And on the field, Lang has focused on his development as a player, going from a versatile backup to invaluable starter after beating out 2011 first-round draft pick Derek Sherrod for the starting left guard gig after Daryn Colledge's free-agent departure.
"T.J. is a young man who came here (and had) a bumpy start. But he showed a lot of versatility and was able to play multiple positions. Frankly, he could probably play center if we needed to," McCarthy said. "I'm very, very excited for him. He's a young man that's earned it. He's definitely someone we targeted as one of our core players. With that, I look for T.J. to grow as a person, player and even as a leader on our team."
Lang's signing, coupled with Sitton's extension, the 2010 first-round selection of right tackle Bryan Bulaga and the emergence of third-year left tackle Marshall Newhouse means the Packers have four of their five linemen locked up through 2013. Only veteran Jeff Saturday, whose two-year deal runs through 2013 but doesn't mean he'll play next year, is a question mark in front of NFL MVP quarterback Aaron Rodgers.

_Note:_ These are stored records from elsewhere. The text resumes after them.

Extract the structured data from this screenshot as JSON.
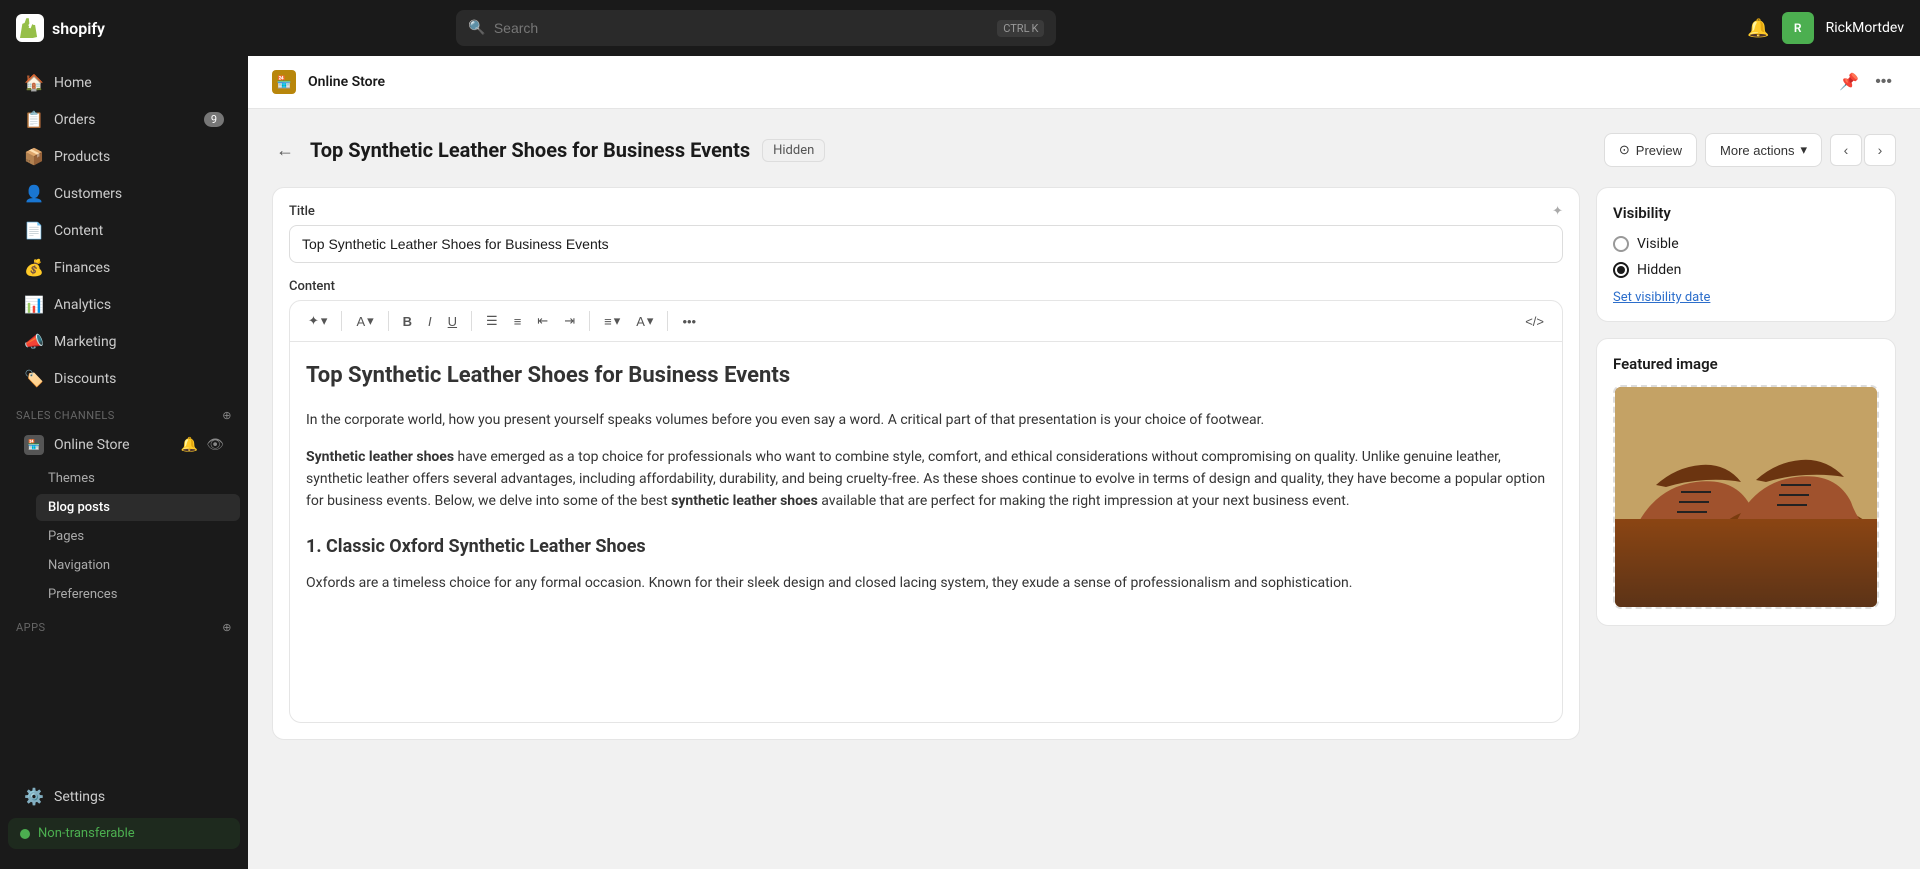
{
  "topnav": {
    "logo_text": "shopify",
    "search_placeholder": "Search",
    "shortcut_ctrl": "CTRL",
    "shortcut_key": "K",
    "username": "RickMortdev"
  },
  "sidebar": {
    "items": [
      {
        "id": "home",
        "label": "Home",
        "icon": "🏠"
      },
      {
        "id": "orders",
        "label": "Orders",
        "icon": "📋",
        "badge": "9"
      },
      {
        "id": "products",
        "label": "Products",
        "icon": "📦"
      },
      {
        "id": "customers",
        "label": "Customers",
        "icon": "👤"
      },
      {
        "id": "content",
        "label": "Content",
        "icon": "📄"
      },
      {
        "id": "finances",
        "label": "Finances",
        "icon": "💰"
      },
      {
        "id": "analytics",
        "label": "Analytics",
        "icon": "📊"
      },
      {
        "id": "marketing",
        "label": "Marketing",
        "icon": "📣"
      },
      {
        "id": "discounts",
        "label": "Discounts",
        "icon": "🏷️"
      }
    ],
    "sales_channels_label": "Sales channels",
    "online_store_label": "Online Store",
    "sub_items": [
      {
        "id": "themes",
        "label": "Themes"
      },
      {
        "id": "blog_posts",
        "label": "Blog posts",
        "active": true
      },
      {
        "id": "pages",
        "label": "Pages"
      },
      {
        "id": "navigation",
        "label": "Navigation"
      },
      {
        "id": "preferences",
        "label": "Preferences"
      }
    ],
    "apps_label": "Apps",
    "settings_label": "Settings",
    "non_transferable_label": "Non-transferable"
  },
  "secondary_nav": {
    "store_name": "Online Store"
  },
  "page": {
    "back_label": "←",
    "title": "Top Synthetic Leather Shoes for Business Events",
    "status_badge": "Hidden",
    "preview_label": "Preview",
    "more_actions_label": "More actions"
  },
  "editor": {
    "title_label": "Title",
    "title_value": "Top Synthetic Leather Shoes for Business Events",
    "content_label": "Content",
    "content_h1": "Top Synthetic Leather Shoes for Business Events",
    "content_p1": "In the corporate world, how you present yourself speaks volumes before you even say a word. A critical part of that presentation is your choice of footwear.",
    "content_p2_before": "",
    "content_bold": "Synthetic leather shoes",
    "content_p2_after": " have emerged as a top choice for professionals who want to combine style, comfort, and ethical considerations without compromising on quality. Unlike genuine leather, synthetic leather offers several advantages, including affordability, durability, and being cruelty-free. As these shoes continue to evolve in terms of design and quality, they have become a popular option for business events. Below, we delve into some of the best ",
    "content_bold2": "synthetic leather shoes",
    "content_p2_end": " available that are perfect for making the right impression at your next business event.",
    "content_h2": "1. Classic Oxford Synthetic Leather Shoes",
    "content_p3": "Oxfords are a timeless choice for any formal occasion. Known for their sleek design and closed lacing system, they exude a sense of professionalism and sophistication."
  },
  "visibility": {
    "title": "Visibility",
    "visible_label": "Visible",
    "hidden_label": "Hidden",
    "set_date_label": "Set visibility date",
    "selected": "hidden"
  },
  "featured_image": {
    "title": "Featured image"
  },
  "toolbar": {
    "items": [
      "✦",
      "A",
      "B",
      "I",
      "U",
      "≡",
      "⊞",
      "⊟",
      "⊠",
      "≡",
      "A",
      "•••",
      "</>"
    ]
  }
}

"I love it, dude. Being able to know we have a group of guys, at least for a while, is a great thing," Sitton said. "Anytime you play next to the same people, it's obviously going to help. Everything starts up front, and when we can all be on the same page – it starts with Jeff and Aaron, and goes out – and play next to the same guys, it just builds that chemistry. And being able to have the same guys and build the chemistry off the field helps, also. That helps on the field. I think it's an awesome thing. I'm super happy for T.J. now, and happy for the whole team. It's just going to make us better."
Added first-year offensive coordinator Tom Clements: "You always like to have a solid offensive line that's played together well. You look at it, we're young. We've got a lot of experience at the center position but everyone else is fairly young with some experience. So that's a good situation because they can just get better and better."

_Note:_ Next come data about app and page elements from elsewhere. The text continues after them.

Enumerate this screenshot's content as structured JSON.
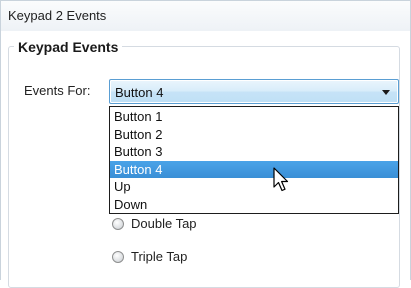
{
  "window": {
    "title": "Keypad 2 Events"
  },
  "group": {
    "title": "Keypad Events"
  },
  "events_for": {
    "label": "Events For:",
    "selected": "Button 4",
    "options": [
      "Button 1",
      "Button 2",
      "Button 3",
      "Button 4",
      "Up",
      "Down"
    ]
  },
  "radios": [
    {
      "label": "Double Tap",
      "checked": false
    },
    {
      "label": "Triple Tap",
      "checked": false
    }
  ],
  "colors": {
    "highlight": "#3a8fd6",
    "combo_border": "#5a9ed3"
  },
  "icons": {
    "cursor": "mouse-pointer-icon",
    "dropdown": "chevron-down-icon"
  }
}
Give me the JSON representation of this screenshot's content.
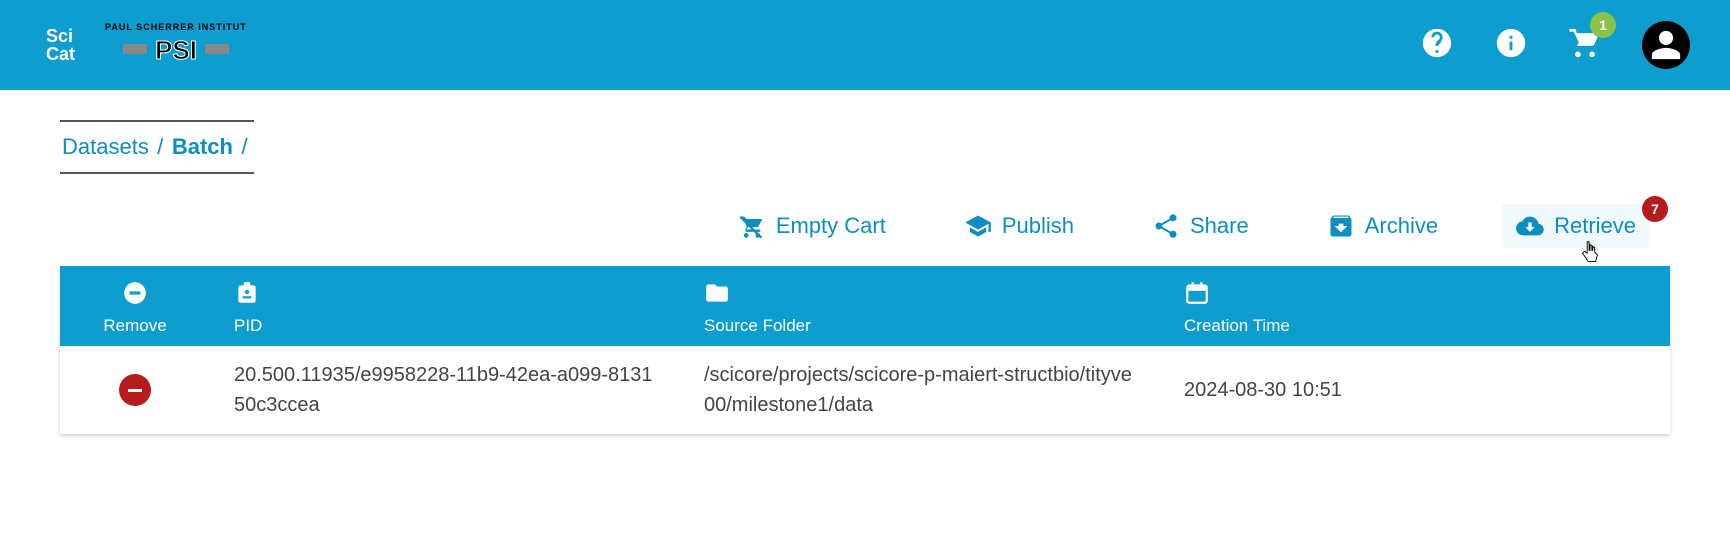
{
  "header": {
    "cart_badge": "1"
  },
  "breadcrumb": {
    "datasets": "Datasets",
    "batch": "Batch"
  },
  "toolbar": {
    "empty_cart": "Empty Cart",
    "publish": "Publish",
    "share": "Share",
    "archive": "Archive",
    "retrieve": "Retrieve",
    "retrieve_badge": "7"
  },
  "table": {
    "headers": {
      "remove": "Remove",
      "pid": "PID",
      "source": "Source Folder",
      "time": "Creation Time"
    },
    "rows": [
      {
        "pid": "20.500.11935/e9958228-11b9-42ea-a099-813150c3ccea",
        "source": "/scicore/projects/scicore-p-maiert-structbio/tityve00/milestone1/data",
        "time": "2024-08-30 10:51"
      }
    ]
  }
}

And that's exactly what Lang has done.
"I definitely credit the changes I made both at home and also in here as far as the work ethic, attitude and effort. It's all starting to slowly pay off, so I'm happy about that," Lang said. "Just cutting out some of the other B.S. that was going on – the drinking and all that crap –once I did that, it showed me, hey, it can change my work ethic in here, how I attack the film room, the weight room, the meetings, and just focus myself 100 percent on getting better. For me, it was pretty easy to do. I understood that if I didn't get a starting spot last year, I might not have a job.
"I think my strongest years are still ahead of me. I'm very excited we got this deal done and give me some security for a couple years to come."